If you’re feeling financially stressed or missing mortgage payments, it can be confusing to know whether you need to do a refinance or a loan modification.
When searching for information about your options, you will hear these words used interchangeably but they aren’t really referencing the same thing.
Technically, a loan modification is a type of refinance as it restructures your original loan. However, a refinance usually refers to the type of restructuring for people who are NOT in default on their mortgage.
A loan modification is typically used for people who have defaulted on their mortgage. They are looking to resume regular payments but they don’t have the ability to immediately pay back the missed payments.
A typical refinance refers to the restructuring of a mortgage loan that is NOT in default
A refinance is usually appropriate for:
- A homeowner who has been making payments on the mortgage with no recent periods of default
- A homeowner who has a solid payment history showing months of on-time mortgage payments
- A homeowner who doesn’t have other outstanding, unpaid debt
If you meet the above criteria – a refinance may be a good option for you!
Your next step would be to find a new lender to “refinance” your mortgage. The new lender will pay off your existing mortgage and then give you a new mortgage with better terms.
Below are some reasons why someone would want to refinance their mortgage:
- To receive a better (lower) interest rate
- To change the duration of the mortgage (either get it paid off in a faster amount of time or extend the maturity out to lower the monthly payments)
- To eliminate bad terms that were included with your original documents
- To pull some equity out of your home
If you’re considering a refinance of your home, make sure you speak to a few different lenders so that you can compare what they’re offering so you get the best terms.
A loan modification refers to the restructuring of a mortgage loan when the loan is in default
A loan modification is different from a refinance because:
- Your lender doesn’t change: The new loan agreement is written for you by the same lender you’ve been making mortgage payments to. The investor on your original mortgage is the same investor that gives final approval on your modification – you don’t go to a new lender to execute the loan modification. If you have a government backed investor to start with (Fannie Mae, Freddie Mac, VA, FHA, or USDA) – they will be the investor that gives approval for you to execute a loan modification.
- The documents needed to apply are different: The application requires loan modification documents and a loan modification application.

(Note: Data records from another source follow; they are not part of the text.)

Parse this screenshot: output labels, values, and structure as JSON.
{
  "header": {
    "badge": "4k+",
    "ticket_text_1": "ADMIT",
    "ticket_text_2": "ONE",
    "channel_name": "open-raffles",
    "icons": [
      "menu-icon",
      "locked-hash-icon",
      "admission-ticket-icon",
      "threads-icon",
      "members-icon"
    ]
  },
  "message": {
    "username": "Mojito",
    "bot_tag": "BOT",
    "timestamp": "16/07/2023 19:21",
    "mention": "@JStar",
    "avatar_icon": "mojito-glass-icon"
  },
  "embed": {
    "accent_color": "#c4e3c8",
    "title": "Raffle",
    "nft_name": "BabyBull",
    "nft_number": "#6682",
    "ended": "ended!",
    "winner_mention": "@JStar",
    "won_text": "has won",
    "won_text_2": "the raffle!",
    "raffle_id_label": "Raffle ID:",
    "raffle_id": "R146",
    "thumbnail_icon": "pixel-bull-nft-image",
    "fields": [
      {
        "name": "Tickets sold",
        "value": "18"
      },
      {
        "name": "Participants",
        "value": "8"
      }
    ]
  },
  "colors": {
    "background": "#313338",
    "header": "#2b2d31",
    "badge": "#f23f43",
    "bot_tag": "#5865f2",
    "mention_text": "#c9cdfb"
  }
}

- You don’t have to have made a recent mortgage payment to apply: You don’t have to show a perfect, on-time payment history in order to be approved. Loan modifications are designed for people who have experienced financial hardship and have missed payments. Your lender knows that you’re behind on your mortgage payments.
- You don’t have to show a perfect or “good” credit score in order to be approved: Since you’re missing mortgage payments and your lender is likely the one reporting the delinquent payments against you that impacts your credit score, you can get a loan modification even if your credit score isn’t perfect.
- It is possible to get a loan modification even if you have other outstanding, unpaid debt: If you’ve been through a period of financial hardship, it is common for you to be in the process of resolving other debt. Having other outstanding debt doesn’t necessarily prevent you from getting a loan modification.
If you are in default on your mortgage and ultimately want to refinance, you need to do a loan modification first
If your financial hardship has recovered but you are in default on your mortgage, you need to “bring the loan current” via a loan modification before you can complete a refinance.
The loan modification is the tool that allows you to bring the loan current and resume regular mortgage payments.
Most people can start the refinancing process six months or so after a loan modification.
Typically, you need to wait a few months following a loan modification so that you can build a stable payment history before you refinance.
For more information about how long you need to wait to complete a refinance following a loan modification, you can ask the new lender that you’re considering refinancing with. They will tell you the average timeframe that you need to wait (while making your mortgage payments) before you can refinance.
If you are on a COVID-19 Forbearance plan, you need to transition off of the plan and get current before completing a refinance
If you went on a COVID Forbearance plan and are now wanting to refinance, you need to go through the middle step of transitioning off of your forbearance plan to bring the loan current before you can complete a refinance.
Unless you can pay back all payments you missed during the forbearance period at one time (most people can’t), you will need to take advantage of one of the COVID-19 transition options.
The options that are available to you vary depending on who your investor is but you may be able to get on a streamlined deferral, partial claim or loan modification program to resolve the default.
Then, once the default is resolved – you can apply for a refinance.
Essentially, it is uncommon for a new lender to agree to refinance while you are on an active forbearance so you need to get into an agreement which allows you to resume making payments first and then look at refinancing.
If you are a homeowner in Washington state and have questions about whether a loan modification is the right next step for you, feel free to call me at (425) 654-1674.